Formula One's engine manufacturers have been given until the French Grand Prix to finalise an agreement for future engine rules, after failing to get their unanimous support for revised regulations ahead of today's Formula One Commission Meeting.
Although all teams gave their verbal approval to what became known as the 'Indianapolis Agreement' last weekend, a bid to get everyone's signature on the paperwork ahead of today's meeting in Paris failed.
It is understood that some of the sport's independent teams are keen to get guarantees from manufacturers that agreeing to the new rules will help reduce the cost of customer power units before they sign up.

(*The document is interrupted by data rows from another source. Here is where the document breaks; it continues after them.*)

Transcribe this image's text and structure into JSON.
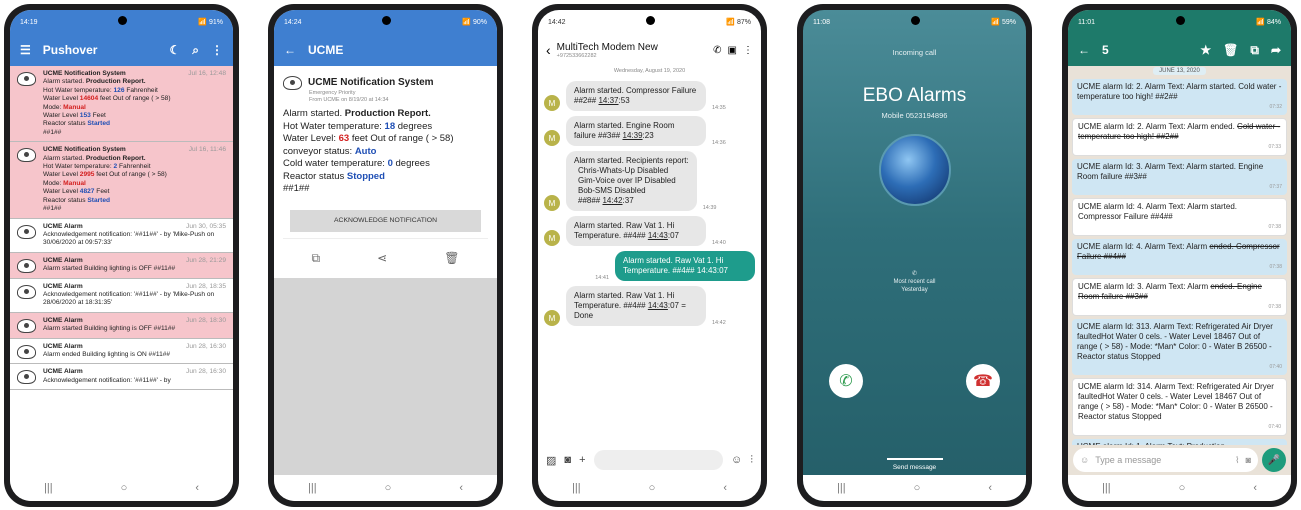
{
  "nav": [
    "|||",
    "○",
    "‹"
  ],
  "p1": {
    "time": "14:19",
    "battery": "91%",
    "title": "Pushover",
    "items": [
      {
        "red": true,
        "title": "UCME Notification System",
        "time": "Jul 16, 12:48",
        "l1": "Alarm started.",
        "l1b": "Production Report.",
        "l2a": "Hot Water temperature:",
        "l2b": "126",
        "l2c": "Fahrenheit",
        "l3a": "Water Level",
        "l3b": "14604",
        "l3c": "feet Out of range ( > 58)",
        "l4a": "Mode:",
        "l4b": "Manual",
        "l5a": "Water Level",
        "l5b": "153",
        "l5c": "Feet",
        "l6a": "Reactor status",
        "l6b": "Started",
        "l7": "##1##"
      },
      {
        "red": true,
        "title": "UCME Notification System",
        "time": "Jul 16, 11:46",
        "l1": "Alarm started.",
        "l1b": "Production Report.",
        "l2a": "Hot Water temperature:",
        "l2b": "2",
        "l2c": "Fahrenheit",
        "l3a": "Water Level",
        "l3b": "2995",
        "l3c": "feet Out of range ( > 58)",
        "l4a": "Mode:",
        "l4b": "Manual",
        "l5a": "Water Level",
        "l5b": "4827",
        "l5c": "Feet",
        "l6a": "Reactor status",
        "l6b": "Started",
        "l7": "##1##"
      }
    ],
    "simple": [
      {
        "red": false,
        "title": "UCME Alarm",
        "time": "Jun 30, 05:35",
        "text": "Acknowledgement notification: '##11##' - by 'Mike-Push on 30/06/2020 at 09:57:33'"
      },
      {
        "red": true,
        "title": "UCME Alarm",
        "time": "Jun 28, 21:29",
        "text": "Alarm started Building lighting is OFF ##11##"
      },
      {
        "red": false,
        "title": "UCME Alarm",
        "time": "Jun 28, 18:35",
        "text": "Acknowledgement notification: '##11##' - by 'Mike-Push on 28/06/2020 at 18:31:35'"
      },
      {
        "red": true,
        "title": "UCME Alarm",
        "time": "Jun 28, 18:30",
        "text": "Alarm started Building lighting is OFF ##11##"
      },
      {
        "red": false,
        "title": "UCME Alarm",
        "time": "Jun 28, 16:30",
        "text": "Alarm ended Building lighting is ON ##11##"
      },
      {
        "red": false,
        "title": "UCME Alarm",
        "time": "Jun 28, 16:30",
        "text": "Acknowledgement notification: '##11##' - by"
      }
    ]
  },
  "p2": {
    "time": "14:24",
    "battery": "90%",
    "title": "UCME",
    "app": "UCME Notification System",
    "sub1": "Emergency Priority",
    "sub2": "From UCME on 8/19/20 at 14:34",
    "l1": "Alarm started.",
    "l1b": "Production Report.",
    "l2a": "Hot Water temperature:",
    "l2b": "18",
    "l2c": "degrees",
    "l3a": "Water Level:",
    "l3b": "63",
    "l3c": "feet Out of range ( > 58)",
    "l4a": "conveyor status:",
    "l4b": "Auto",
    "l5a": "Cold water temperature:",
    "l5b": "0",
    "l5c": "degrees",
    "l6a": "Reactor status",
    "l6b": "Stopped",
    "l7": "##1##",
    "button": "ACKNOWLEDGE NOTIFICATION"
  },
  "p3": {
    "time": "14:42",
    "battery": "87%",
    "contact": "MultiTech Modem New",
    "number": "+972533662282",
    "date": "Wednesday, August 19, 2020",
    "avatar": "M",
    "m1a": "Alarm started. Compressor Failure ##2##",
    "m1b": "14:37",
    "m1c": ":53",
    "m1t": "14:35",
    "m2a": "Alarm started. Engine Room failure ##3##",
    "m2b": "14:39",
    "m2c": ":23",
    "m2t": "14:36",
    "m3a": "Alarm started. Recipients report:",
    "m3b": "Chris-Whats-Up Disabled",
    "m3c": "Gim-Voice over IP Disabled",
    "m3d": "Bob-SMS Disabled",
    "m3e": "##8##",
    "m3f": "14:42",
    "m3g": ":37",
    "m3t": "14:39",
    "m4a": "Alarm started. Raw Vat 1. Hi Temperature. ##4##",
    "m4b": "14:43",
    "m4c": ":07",
    "m4t": "14:40",
    "m5a": "Alarm started. Raw Vat 1. Hi Temperature. ##4## 14:43:07",
    "m5t": "14:41",
    "m6a": "Alarm started. Raw Vat 1. Hi Temperature. ##4##",
    "m6b": "14:43",
    "m6c": ":07 = Done",
    "m6t": "14:42"
  },
  "p4": {
    "time": "11:08",
    "battery": "59%",
    "incoming": "Incoming call",
    "name": "EBO Alarms",
    "mobile": "Mobile 0523194896",
    "recent": "Most recent call",
    "yesterday": "Yesterday",
    "send": "Send message"
  },
  "p5": {
    "time": "11:01",
    "battery": "84%",
    "count": "5",
    "date": "JUNE 13, 2020",
    "input": "Type a message",
    "msgs": [
      {
        "bg": "b",
        "a": "UCME alarm Id: 2. Alarm Text: Alarm started. Cold water - temperature too high! ##2##",
        "t": "07:32"
      },
      {
        "bg": "w",
        "a": "UCME alarm Id: 2. Alarm Text: Alarm ended.",
        "s": "Cold water - temperature too high! ##2##",
        "t": "07:33"
      },
      {
        "bg": "b",
        "a": "UCME alarm Id: 3. Alarm Text: Alarm started. Engine Room failure ##3##",
        "t": "07:37"
      },
      {
        "bg": "w",
        "a": "UCME alarm Id: 4. Alarm Text: Alarm started. Compressor Failure ##4##",
        "t": "07:38"
      },
      {
        "bg": "b",
        "a": "UCME alarm Id: 4. Alarm Text: Alarm",
        "s": "ended. Compressor Failure ##4##",
        "t": "07:38"
      },
      {
        "bg": "w",
        "a": "UCME alarm Id: 3. Alarm Text: Alarm",
        "s": "ended. Engine Room failure ##3##",
        "t": "07:38"
      },
      {
        "bg": "b",
        "a": "UCME alarm Id: 313. Alarm Text: Refrigerated Air Dryer faultedHot Water 0 cels. - Water Level 18467 Out of range ( > 58) - Mode: *Man* Color: 0 - Water B 26500 - Reactor status Stopped",
        "t": "07:40"
      },
      {
        "bg": "w",
        "a": "UCME alarm Id: 314. Alarm Text: Refrigerated Air Dryer faultedHot Water 0 cels. - Water Level 18467 Out of range ( > 58) - Mode: *Man* Color: 0 - Water B 26500 - Reactor status Stopped",
        "t": "07:40"
      },
      {
        "bg": "b",
        "a": "UCME alarm Id: 1. Alarm Text: Production",
        "t": ""
      }
    ]
  }
}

The failure to get unanimous support ahead of the F1 Commission Meeting could have left the FIA free to press ahead fully with their plans for full engine homologation in 2008.

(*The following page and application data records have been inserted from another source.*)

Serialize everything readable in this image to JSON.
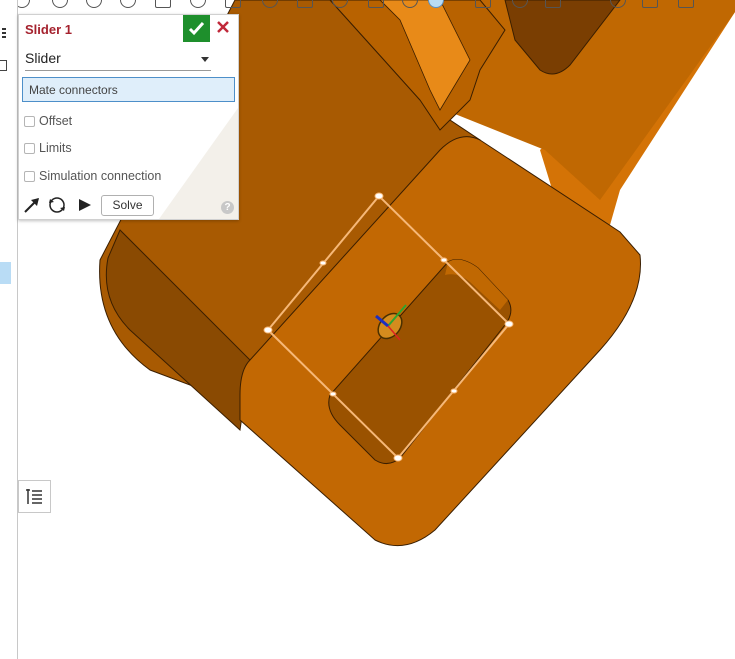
{
  "dialog": {
    "title": "Slider 1",
    "type_selected": "Slider",
    "mate_connectors_placeholder": "Mate connectors",
    "options": [
      {
        "label": "Offset",
        "checked": false
      },
      {
        "label": "Limits",
        "checked": false
      },
      {
        "label": "Simulation connection",
        "checked": false
      }
    ],
    "solve_label": "Solve",
    "help_glyph": "?"
  },
  "icons": {
    "accept": "check-icon",
    "cancel": "close-icon",
    "arrow_tool": "arrow-pointer-icon",
    "rotate_tool": "rotate-icon",
    "play": "play-icon",
    "help": "help-icon",
    "list": "list-icon"
  },
  "colors": {
    "title": "#a5222e",
    "accept_bg": "#1e8f2c",
    "cancel": "#c0283a",
    "part_face": "#b86200",
    "part_top": "#d47306",
    "part_dark": "#8a4a02",
    "selection_box": "#f6b878",
    "field_bg": "#dfeefa",
    "field_border": "#4d8fc9"
  }
}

However, with the FIA aware that a deal on future engines is close, positive discussions within the meeting resulted in the manufacturers being told that if they can get their unanimity by Magny-Cours then the FIA will be willing to listen to the proposal.
The French Grand Prix deadline is a welcome relief to the manufacturers, especially because the original deadline to make changes to the 2008 regulations was June 30.

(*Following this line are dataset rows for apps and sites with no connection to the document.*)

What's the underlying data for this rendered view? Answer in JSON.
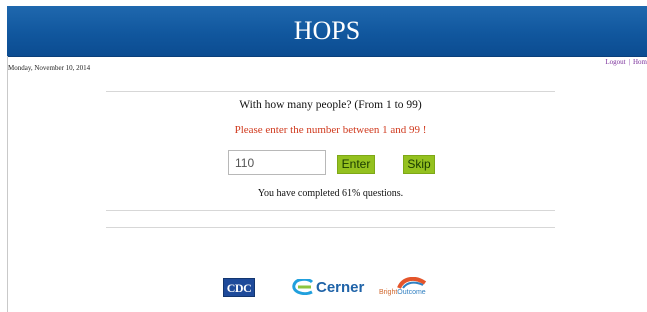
{
  "header": {
    "title": "HOPS"
  },
  "date": "Monday, November 10, 2014",
  "links": {
    "logout": "Logout",
    "separator": "|",
    "home": "Hom"
  },
  "survey": {
    "question": "With how many people? (From 1 to 99)",
    "error": "Please enter the number between 1 and 99 !",
    "answer_value": "110",
    "enter_label": "Enter",
    "skip_label": "Skip",
    "progress_text": "You have completed 61% questions."
  },
  "footer": {
    "cdc_logo": "CDC",
    "cerner_logo": "Cerner",
    "bright_logo_prefix": "Bright",
    "bright_logo_suffix": "Outcome"
  },
  "colors": {
    "header_blue": "#11579e",
    "error_red": "#d03a1e",
    "button_green": "#94c11f",
    "link_purple": "#7a2e9a"
  }
}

The manufacturers are hoping to avoid the threat of a full engine freeze in Formula One from 2008. The Indianapolis Agreement proposes a four-year part homologation plan from the start of 2007.
Honda's Otmar Szafnauer, who has played a key role in framing the revised engine rules, said at Indianapolis last weekend that he was hopeful the FIA would accept the proposal if it was not signed until the French Grand Prix.
"All we would have to do is change the title from Indianapolis to Magny-Cours," he explained. "I would still be okay if everyone signed it."